By Randy Fisher
If it is thought an athlete may have suffered a head injury, the trainers at both Andover and Andover Central high schools tend to look for similar symptoms. Fortunately, there are guidelines and procedures in place from the National Federation of State High School Associations Sports Medicine Advisory Committee to assist them.
According to the NFHS’ website, “A concussion is a type of traumatic brain injury that interferes with normal function of the brain. It occurs when the brain is rocked back and forth or twisted inside the skull as a result of a blow to the head or body. What may appear to be only a mild jolt or blow to the head or body can result in a concussion.”
Both Pat Moore, with Andover High School, and Jay Hedger, of Andover Central, first look at the mechanism of the injury itself – how it happened. Hedger follows that with subjective information from the athlete.
“Their description of what happened, and any symptoms they are experiencing at the time – whether it be nauseating, vomiting, anything like that; confusion, balance issues,” Hedger said.
One of the three areas he looks at is an objective measurement of the athlete’s memory.
“Ask questions like do they remember what they had for breakfast this morning, do they remember who they’re playing now, do they remember who they played last week, do they remember the score of the game, do they remember their date of birth,” Hedger said. “Just kind of get an idea if they have some memory issues.”

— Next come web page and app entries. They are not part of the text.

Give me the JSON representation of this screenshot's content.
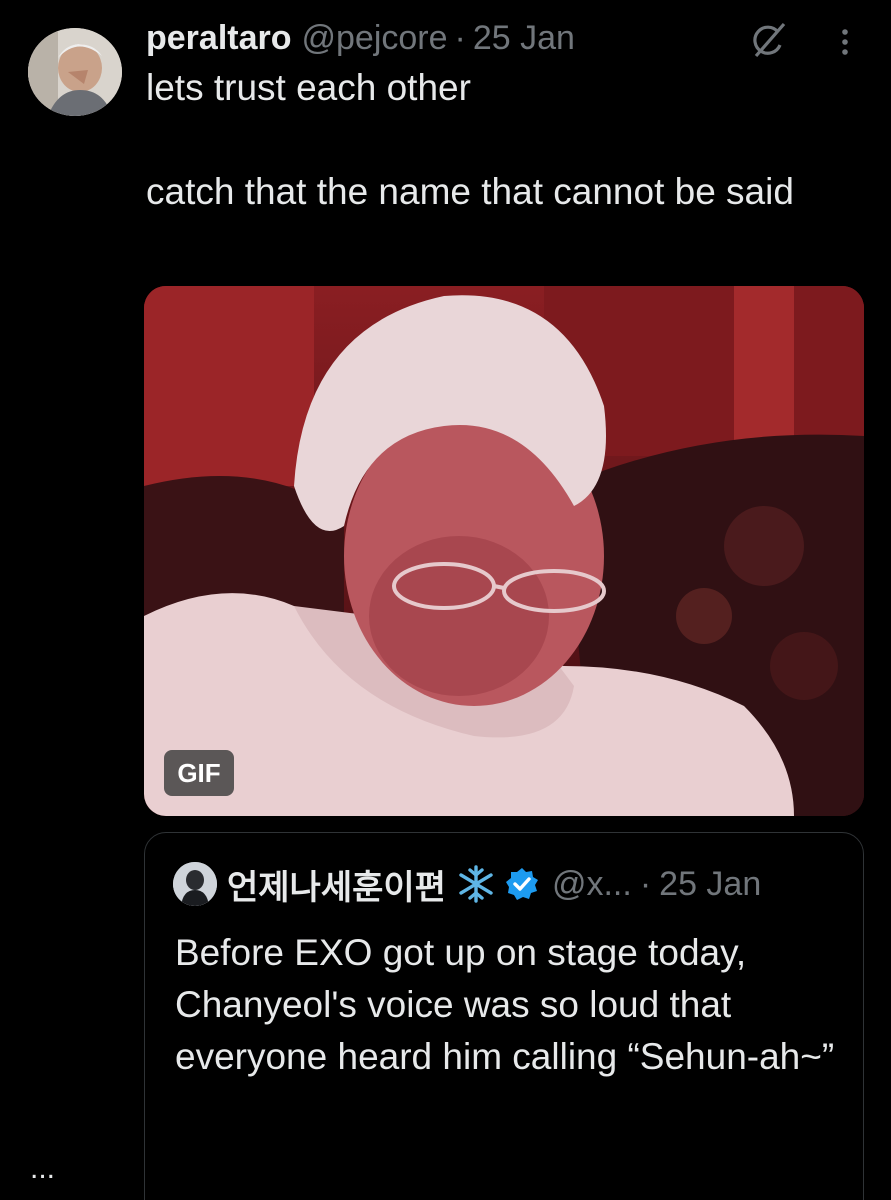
{
  "tweet": {
    "display_name": "peraltaro",
    "handle": "@pejcore",
    "separator": "·",
    "date": "25 Jan",
    "text_line1": "lets trust each other",
    "text_line2": "catch that the name that cannot be said",
    "media": {
      "badge": "GIF"
    },
    "icons": {
      "grok": "grok-icon",
      "more": "more-vertical-icon"
    }
  },
  "quote": {
    "display_name": "언제나세훈이편",
    "handle": "@x...",
    "separator": "·",
    "date": "25 Jan",
    "text": "Before EXO got up on stage today, Chanyeol's voice was so loud that everyone heard him calling “Sehun-ah~”",
    "ellipsis": "...",
    "icons": {
      "emoji": "snowflake-icon",
      "verified": "verified-badge-icon"
    },
    "colors": {
      "verified": "#1d9bf0",
      "snowflake": "#5fb6e6"
    }
  },
  "colors": {
    "background": "#000000",
    "text": "#e7e9ea",
    "muted": "#71767b",
    "border": "#2f3336"
  }
}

Having them recite the months of the year or a series of numbers in reverse will test their cognitive abilities, Hedger said. He also administers the Balance Error Scoring System (BESS) that checks three different types of stances to see if their balance is impaired.
When the athlete comes off the field or the court, Moore will observe their personality, which will change dramatically with a concussion.
“It can be emotional from laughing to crying,” he said. “Each kid could have a little different symptom.”
Some of the more common symptoms are being very quiet, sick to their stomach, eyes dilated or changed out, nausea, humming in their ears and seeing stars.
The bottom line is to determine if the athlete may have suffered a concussion. When that happens, KSHSAA protocol is for the athlete to be kept out the rest of the game or practice.
Hedger said if there is any loss of consciousness, even briefly, he assumes there is a neck injury and 911 is contacted. However, loss of consciousness cannot be the overriding factor that a person has suffered a concussion. The NFHS says that less than 10 percent of players actually lose consciousness with a concussion.
Even after a doctor examines and releases an athlete who suffered a concussion, the KSHSAA requires a five-step Progressive Physical Activity Program before a concussed athlete can resume playing. The steps are, in chronological order: light aerobic exercise, moderate aerobic exercise, noncontact training drills in full uniform, full contact practice or training, and full game play.
These steps are important because if the athlete is not fully recovered, concussion symptoms may not show up under normal physical conditions.
“Operating temperatures, blood pressure up, running and breathing and stuff – sometimes you don’t catch the headache again until you do all this,” Moore said.